Rumiana—"ruddy, glowing, red, rubicund, erubes", Polish…according to Google Translate (Ruby)
Roza—"Rose", Polish (Belle)
Maria Małgorzata—Mary Margaret, Polish (Mary Margaret)
Ekaterina—"Torture", Russian (Kathryn) (Interestingly enough, Abigail apparently means, "joy of my father.")
Astryd—"Divine Strength", Norwegian (Astrid).
Roksana—"Dawn", Polish (Aurora)
Heinrich—"rules her household", German (Henry)
Emmye—"whole, universal, expansive," Polish (Emma)
Kapos—Prisoners made into prison wardens. They typically were of the criminal element, and were used in a ploy to pit prisoner against prisoner.
Schutzstaffel—Known as the "SS" they were originally Hitler's guards and then later became members of paramilitary death squads(Einsatzgruppen) controlled by Heinrich Luitpold Himmler, the man in charge of the Nazi, "Final Solution."
Typhus—Typhus outbreaks frequently took lives in many of the concentration camps, in addition to the Nazi measures. "Symptoms include severe headache, a sustained high fever, cough, rash, severe muscle pain, chills, falling blood pressure, stupor, sensitivity to light, and delirium. A rash begins on the chest about five days after the fever appears, and spreads to the trunk and extremities. A symptom common to all forms of typhus is a fever which may reach 39 °C (102°F)."—Epidemic Typhus, Wikipedia, 25 January, 2013. 9 February, 2013.
Romani—Gypsies, who have pretty much migrated to every continent sans Antarctica. I made Granny Romani in place of their werewolf nature, the clan organization being similar as based on what we've seen in OUAT.

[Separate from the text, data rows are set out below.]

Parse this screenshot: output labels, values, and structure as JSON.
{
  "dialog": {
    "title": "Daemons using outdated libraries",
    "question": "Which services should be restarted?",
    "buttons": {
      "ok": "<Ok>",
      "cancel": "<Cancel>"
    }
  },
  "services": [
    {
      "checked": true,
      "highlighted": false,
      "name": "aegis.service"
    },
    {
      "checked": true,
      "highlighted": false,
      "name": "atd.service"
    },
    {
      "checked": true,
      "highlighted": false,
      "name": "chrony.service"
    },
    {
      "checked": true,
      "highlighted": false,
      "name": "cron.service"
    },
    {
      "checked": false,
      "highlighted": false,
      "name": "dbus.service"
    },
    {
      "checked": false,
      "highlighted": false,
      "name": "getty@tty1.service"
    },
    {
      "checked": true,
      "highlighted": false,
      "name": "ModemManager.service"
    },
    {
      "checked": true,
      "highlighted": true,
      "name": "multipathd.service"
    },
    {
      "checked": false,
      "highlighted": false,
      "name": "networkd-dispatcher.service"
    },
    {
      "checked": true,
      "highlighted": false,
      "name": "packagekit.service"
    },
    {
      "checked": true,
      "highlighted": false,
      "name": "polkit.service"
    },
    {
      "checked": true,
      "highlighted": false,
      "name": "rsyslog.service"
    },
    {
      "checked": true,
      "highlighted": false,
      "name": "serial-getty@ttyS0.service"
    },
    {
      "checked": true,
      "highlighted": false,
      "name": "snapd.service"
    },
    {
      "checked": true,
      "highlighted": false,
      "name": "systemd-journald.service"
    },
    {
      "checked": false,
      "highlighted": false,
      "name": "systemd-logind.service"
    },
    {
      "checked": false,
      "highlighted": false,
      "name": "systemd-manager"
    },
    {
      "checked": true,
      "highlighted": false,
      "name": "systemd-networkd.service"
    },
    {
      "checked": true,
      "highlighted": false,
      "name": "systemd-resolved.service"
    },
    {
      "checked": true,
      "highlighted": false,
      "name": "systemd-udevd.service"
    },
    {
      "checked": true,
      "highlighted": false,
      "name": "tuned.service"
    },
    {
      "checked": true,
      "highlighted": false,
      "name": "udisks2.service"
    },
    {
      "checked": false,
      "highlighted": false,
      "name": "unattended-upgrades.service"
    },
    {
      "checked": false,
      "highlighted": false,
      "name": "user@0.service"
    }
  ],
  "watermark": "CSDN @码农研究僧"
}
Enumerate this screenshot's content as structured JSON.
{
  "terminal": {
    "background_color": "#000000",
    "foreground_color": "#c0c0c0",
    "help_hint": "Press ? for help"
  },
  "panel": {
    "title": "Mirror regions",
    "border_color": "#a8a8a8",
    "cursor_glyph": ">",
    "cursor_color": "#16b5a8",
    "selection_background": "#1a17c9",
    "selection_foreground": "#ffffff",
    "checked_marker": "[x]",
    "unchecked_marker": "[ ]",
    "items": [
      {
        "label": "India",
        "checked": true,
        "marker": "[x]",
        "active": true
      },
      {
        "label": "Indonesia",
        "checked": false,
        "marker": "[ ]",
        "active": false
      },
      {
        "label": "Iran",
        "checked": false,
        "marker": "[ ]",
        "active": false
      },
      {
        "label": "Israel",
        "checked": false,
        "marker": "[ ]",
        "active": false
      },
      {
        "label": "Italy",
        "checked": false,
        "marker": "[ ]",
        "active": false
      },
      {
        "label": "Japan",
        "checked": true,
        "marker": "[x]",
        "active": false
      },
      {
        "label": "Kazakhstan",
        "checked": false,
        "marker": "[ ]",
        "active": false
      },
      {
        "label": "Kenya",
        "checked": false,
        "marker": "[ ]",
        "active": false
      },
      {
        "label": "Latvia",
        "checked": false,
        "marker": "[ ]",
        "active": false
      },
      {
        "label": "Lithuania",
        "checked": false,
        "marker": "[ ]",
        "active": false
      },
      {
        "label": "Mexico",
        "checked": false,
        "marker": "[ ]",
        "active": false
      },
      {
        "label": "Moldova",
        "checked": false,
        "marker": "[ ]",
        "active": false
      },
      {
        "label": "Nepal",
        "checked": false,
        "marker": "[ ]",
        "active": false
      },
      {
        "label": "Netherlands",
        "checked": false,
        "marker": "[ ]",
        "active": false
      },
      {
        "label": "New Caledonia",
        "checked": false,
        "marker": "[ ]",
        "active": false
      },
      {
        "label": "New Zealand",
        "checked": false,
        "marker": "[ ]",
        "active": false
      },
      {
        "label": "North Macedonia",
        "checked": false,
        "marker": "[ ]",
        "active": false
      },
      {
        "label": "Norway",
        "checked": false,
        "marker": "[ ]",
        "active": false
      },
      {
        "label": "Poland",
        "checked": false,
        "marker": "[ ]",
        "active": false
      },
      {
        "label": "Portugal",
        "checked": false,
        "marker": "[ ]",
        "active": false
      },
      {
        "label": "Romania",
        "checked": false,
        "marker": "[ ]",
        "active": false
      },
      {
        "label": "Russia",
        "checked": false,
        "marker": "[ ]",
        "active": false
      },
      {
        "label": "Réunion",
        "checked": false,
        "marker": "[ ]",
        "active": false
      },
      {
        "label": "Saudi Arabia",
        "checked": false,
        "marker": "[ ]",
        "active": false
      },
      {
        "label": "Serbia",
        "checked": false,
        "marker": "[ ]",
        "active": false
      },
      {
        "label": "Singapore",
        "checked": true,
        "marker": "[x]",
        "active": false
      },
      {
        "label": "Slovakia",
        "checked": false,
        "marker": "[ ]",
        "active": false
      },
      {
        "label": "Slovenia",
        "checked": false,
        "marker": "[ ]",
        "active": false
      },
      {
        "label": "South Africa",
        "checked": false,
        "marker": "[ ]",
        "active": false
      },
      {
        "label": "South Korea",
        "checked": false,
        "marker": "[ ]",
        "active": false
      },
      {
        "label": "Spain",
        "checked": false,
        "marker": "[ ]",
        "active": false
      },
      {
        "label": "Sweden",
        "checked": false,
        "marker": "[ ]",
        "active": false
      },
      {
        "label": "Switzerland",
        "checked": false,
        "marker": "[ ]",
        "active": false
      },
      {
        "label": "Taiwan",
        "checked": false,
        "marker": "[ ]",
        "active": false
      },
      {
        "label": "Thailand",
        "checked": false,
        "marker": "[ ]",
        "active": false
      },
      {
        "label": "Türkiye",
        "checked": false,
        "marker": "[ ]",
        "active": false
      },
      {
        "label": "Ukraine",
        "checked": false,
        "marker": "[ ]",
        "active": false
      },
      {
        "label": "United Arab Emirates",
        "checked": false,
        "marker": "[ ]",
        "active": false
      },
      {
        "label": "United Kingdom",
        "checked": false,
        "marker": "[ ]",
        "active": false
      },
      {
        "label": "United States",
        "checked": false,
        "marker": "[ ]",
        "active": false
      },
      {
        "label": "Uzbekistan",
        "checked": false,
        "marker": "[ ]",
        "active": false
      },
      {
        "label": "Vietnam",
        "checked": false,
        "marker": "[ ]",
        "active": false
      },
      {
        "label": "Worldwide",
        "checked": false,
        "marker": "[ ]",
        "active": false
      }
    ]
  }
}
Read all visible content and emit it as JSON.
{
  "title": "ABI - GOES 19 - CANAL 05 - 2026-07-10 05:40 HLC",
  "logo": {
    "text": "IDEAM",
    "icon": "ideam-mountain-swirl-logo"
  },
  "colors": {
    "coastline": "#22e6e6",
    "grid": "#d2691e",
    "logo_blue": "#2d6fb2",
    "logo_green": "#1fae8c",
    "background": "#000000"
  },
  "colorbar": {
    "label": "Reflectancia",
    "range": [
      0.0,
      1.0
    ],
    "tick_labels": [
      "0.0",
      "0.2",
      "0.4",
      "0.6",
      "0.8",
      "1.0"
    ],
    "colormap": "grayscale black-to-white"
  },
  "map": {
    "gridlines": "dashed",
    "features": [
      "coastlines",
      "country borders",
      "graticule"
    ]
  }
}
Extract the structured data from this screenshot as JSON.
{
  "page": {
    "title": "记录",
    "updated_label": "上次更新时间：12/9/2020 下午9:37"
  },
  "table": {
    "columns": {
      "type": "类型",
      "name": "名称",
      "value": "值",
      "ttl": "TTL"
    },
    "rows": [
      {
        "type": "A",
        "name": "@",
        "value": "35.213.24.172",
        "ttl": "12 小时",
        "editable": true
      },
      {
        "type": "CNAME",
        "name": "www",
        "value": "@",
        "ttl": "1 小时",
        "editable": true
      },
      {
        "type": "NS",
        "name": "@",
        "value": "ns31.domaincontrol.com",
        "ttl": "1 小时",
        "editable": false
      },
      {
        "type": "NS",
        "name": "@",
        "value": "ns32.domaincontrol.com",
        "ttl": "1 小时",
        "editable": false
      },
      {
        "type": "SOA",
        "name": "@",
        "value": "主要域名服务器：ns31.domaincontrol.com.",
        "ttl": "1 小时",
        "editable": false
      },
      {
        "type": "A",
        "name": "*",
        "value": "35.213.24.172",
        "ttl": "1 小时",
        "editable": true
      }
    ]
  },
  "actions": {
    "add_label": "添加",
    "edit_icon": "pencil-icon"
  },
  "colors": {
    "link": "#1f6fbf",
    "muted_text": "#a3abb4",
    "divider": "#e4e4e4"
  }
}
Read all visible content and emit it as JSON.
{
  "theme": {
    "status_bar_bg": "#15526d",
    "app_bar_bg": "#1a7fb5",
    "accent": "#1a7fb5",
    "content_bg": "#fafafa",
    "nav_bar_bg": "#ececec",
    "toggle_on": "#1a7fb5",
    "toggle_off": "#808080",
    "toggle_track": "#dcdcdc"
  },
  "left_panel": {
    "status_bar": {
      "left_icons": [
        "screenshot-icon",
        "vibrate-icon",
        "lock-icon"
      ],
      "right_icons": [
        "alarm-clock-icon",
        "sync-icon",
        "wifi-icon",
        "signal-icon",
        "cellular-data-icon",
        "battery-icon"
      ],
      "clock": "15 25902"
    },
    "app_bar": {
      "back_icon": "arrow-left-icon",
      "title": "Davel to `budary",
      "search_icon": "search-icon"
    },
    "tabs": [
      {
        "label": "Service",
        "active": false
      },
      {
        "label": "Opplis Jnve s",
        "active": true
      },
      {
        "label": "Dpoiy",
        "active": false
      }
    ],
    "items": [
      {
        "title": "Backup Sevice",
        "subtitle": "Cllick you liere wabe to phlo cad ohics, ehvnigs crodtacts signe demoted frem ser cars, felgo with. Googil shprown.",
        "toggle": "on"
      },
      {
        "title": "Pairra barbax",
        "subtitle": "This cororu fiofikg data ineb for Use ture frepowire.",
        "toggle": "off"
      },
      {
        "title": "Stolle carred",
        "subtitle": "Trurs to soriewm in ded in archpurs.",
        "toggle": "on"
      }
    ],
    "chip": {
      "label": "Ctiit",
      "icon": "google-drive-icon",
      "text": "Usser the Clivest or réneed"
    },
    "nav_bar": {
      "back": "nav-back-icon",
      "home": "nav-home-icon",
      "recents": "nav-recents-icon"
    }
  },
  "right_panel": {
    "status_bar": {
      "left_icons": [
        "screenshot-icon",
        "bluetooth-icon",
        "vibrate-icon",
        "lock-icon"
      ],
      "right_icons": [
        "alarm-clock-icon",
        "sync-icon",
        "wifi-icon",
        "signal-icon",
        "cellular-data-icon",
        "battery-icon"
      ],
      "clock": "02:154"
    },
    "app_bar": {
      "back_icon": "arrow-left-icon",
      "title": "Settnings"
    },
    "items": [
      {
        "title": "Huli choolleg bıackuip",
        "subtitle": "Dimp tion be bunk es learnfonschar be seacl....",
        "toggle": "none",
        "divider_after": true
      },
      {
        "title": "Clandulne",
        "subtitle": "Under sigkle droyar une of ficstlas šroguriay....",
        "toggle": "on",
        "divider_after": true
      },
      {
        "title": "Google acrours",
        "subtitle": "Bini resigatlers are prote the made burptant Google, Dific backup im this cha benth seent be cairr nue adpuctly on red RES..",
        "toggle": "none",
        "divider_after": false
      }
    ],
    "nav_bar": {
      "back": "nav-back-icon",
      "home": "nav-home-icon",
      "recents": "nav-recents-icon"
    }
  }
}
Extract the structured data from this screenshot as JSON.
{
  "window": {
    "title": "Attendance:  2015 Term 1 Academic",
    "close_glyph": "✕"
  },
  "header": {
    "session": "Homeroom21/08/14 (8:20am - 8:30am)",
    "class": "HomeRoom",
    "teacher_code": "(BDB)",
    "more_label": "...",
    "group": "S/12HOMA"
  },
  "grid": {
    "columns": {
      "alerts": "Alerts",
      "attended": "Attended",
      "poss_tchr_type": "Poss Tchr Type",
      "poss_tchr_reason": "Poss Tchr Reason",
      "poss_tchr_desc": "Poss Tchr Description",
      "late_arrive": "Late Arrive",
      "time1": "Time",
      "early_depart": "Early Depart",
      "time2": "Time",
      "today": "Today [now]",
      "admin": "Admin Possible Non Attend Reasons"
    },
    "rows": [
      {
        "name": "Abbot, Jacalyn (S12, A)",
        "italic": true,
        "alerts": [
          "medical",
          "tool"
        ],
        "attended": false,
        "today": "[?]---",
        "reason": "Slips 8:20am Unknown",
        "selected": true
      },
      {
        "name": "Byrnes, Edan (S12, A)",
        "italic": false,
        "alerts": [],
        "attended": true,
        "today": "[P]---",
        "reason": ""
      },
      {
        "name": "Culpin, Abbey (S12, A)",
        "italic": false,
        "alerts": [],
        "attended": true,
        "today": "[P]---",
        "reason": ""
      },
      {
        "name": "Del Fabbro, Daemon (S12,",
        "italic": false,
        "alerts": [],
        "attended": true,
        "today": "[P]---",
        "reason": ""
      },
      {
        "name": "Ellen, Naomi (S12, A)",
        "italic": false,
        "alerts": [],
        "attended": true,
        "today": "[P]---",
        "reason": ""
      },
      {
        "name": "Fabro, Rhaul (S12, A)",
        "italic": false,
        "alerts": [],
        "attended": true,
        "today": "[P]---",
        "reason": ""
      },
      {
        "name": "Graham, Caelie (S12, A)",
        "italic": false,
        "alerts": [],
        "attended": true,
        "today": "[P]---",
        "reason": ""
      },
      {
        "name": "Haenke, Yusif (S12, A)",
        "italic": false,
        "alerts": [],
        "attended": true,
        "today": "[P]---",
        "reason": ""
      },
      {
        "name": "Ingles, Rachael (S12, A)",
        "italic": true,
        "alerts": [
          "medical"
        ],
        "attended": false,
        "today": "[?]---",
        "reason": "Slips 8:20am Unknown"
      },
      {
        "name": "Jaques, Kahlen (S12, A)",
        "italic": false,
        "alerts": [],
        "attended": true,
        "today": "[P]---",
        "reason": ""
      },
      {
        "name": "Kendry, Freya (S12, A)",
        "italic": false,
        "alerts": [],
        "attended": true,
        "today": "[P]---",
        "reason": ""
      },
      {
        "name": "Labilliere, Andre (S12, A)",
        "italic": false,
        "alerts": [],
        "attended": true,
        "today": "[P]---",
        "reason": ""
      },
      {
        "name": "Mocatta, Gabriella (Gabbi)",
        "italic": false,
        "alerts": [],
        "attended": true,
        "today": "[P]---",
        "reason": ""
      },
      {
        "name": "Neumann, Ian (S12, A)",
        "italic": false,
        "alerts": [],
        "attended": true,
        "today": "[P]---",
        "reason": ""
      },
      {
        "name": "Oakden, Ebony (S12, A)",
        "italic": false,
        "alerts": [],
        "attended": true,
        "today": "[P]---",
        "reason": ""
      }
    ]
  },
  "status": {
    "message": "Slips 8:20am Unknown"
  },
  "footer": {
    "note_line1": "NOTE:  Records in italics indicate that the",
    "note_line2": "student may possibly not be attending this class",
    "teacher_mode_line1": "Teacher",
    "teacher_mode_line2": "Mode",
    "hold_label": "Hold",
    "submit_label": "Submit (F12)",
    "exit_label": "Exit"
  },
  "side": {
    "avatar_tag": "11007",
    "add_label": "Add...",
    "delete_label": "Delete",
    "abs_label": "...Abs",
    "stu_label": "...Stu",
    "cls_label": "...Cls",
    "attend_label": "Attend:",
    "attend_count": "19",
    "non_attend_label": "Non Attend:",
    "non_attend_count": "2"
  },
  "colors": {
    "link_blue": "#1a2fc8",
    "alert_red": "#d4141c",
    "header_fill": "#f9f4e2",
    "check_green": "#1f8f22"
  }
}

Wikipedia states, "Elsewhere in Europe, they were subject to ethnic cleansing, abduction of their children, and forced labor…as a result, large groups of the Romani moved to the East, toward Poland, which was more tolerant, and Russia, where the Romani were treated more fairly as long as they paid the annual taxes… During World War II, the Nazis and the Ustaša embarked on a systematic genocide of the Romani, a process known in Romani as the Porajmos. Romanies were marked for extermination and sentenced to forced labor and imprisonment in concentration camps." –Romani People, Wikipedia, 31 January, 2013. 9 February, 2013.
Artists, dramatists, and scholars in Poland were persecuted during WWII for their craft, receiving much the same fate as the Jews, Romani, Slavs, et cetera. Being an artist, I made the decision to turn Kathryn into one for that reason. (I also made her Russian because Germany did invade parts of Russia during that time.) Similarly, one of the first arenas in which Jews were banned was education (both as teachers and students). Therefore I made a point of keeping Mary-Margaret as a former teacher.
Notes about Poland:
"Throughout the German occupation, many Poles – at great risk to themselves and their families – engaged in rescuing Jews from the Nazis. Grouped by nationality, Poles represent the biggest number of people who rescued Jews during the Holocaust. To date, 6,135 Poles have been awarded the title of Righteous among the Nations by the State of Israel – more than any other nation." –The Holocaust in Poland, Wikipedia, 3 February, 2013. 9 February, 2013.